Pope Francis’ sex abuse panel has pledged to continue its work, minus the two sex abuse victims who were appointed to help overhaul the Catholic Church’s response to the scandal.
Irish abuse survivor — a term many prefer to be known by — Marie Collins recently resigned from the Pontifical Commission for the Protection of Minors. British abuse survivor Peter Saunders stepped down from the commission a year ago, and has called for more urgent action to tackle perpetrators of these “vile crimes.”
But a commission statement vowed that victims of clerical abuse should have a voice in the future.
“Commission members have unanimously agreed to find new ways to ensure its work is shaped and informed with, and by, victims/survivors,” read a statement released after concluding a meeting in Rome on March 26.

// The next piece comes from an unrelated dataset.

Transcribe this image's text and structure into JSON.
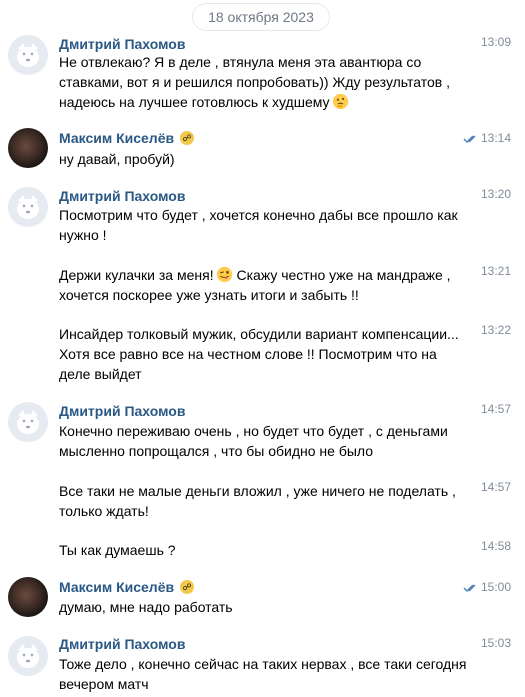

Collins, who was sexually abused by a priest at age 13, resigned on March 1, citing what she called “shameful” resistance to commission proposals from the Vatican’s powerful doctrinal office, which is responsible for pursuing cases against abusive priests and bishops.
Saunders stepped aside after publicly calling for Australian Cardinal George Pell to be dismissed, after news reports surfaced that he had protected pedophile priests in Australia. Pell serves as the Vatican’s finance chief.
Asked if the panel would include survivors in the future, Boston Cardinal Sean O’Malley told the online Catholic service Crux on March 27: “We’re grappling with that right now as a commission. Perhaps having survivors who were known as survivors was part of the reason they got so much attention.”
Saunders, who was abused as a child by two Jesuit priests and the head of a Catholic primary school, established the National Association for People Abused in Childhood 16 years ago in the United Kingdom. He said there was a need for more urgent action to protect children at risk.
“Many people contact me to ask if the pope is serious,” Saunders told Religion News Service on March 27. “We know there are many priests in place who should be moved.
“Cardinal Gerhard Muller from the Congregation for the Doctrine of the Faith said it was up to local dioceses, but the reality is they are not doing enough. Globally it is still a big challenge, and there is a reluctance of local bishops to act.”
In its statement on March 26, the commission expressed support for Collins, and individual members told the media they endorsed her criticism of the doctrine office.
“I fully support Marie Collins’ statement,” said Baroness Sheila Hollins, a U.K. psychiatrist and child abuse expert.
Hollins also said that the commission was listening to survivors, and would not be rushed into appointing a survivor to the panel.
“Sometimes these survivors contribute to our work without being identified,” she said. “The pressure of being identified is sometimes unbearable.”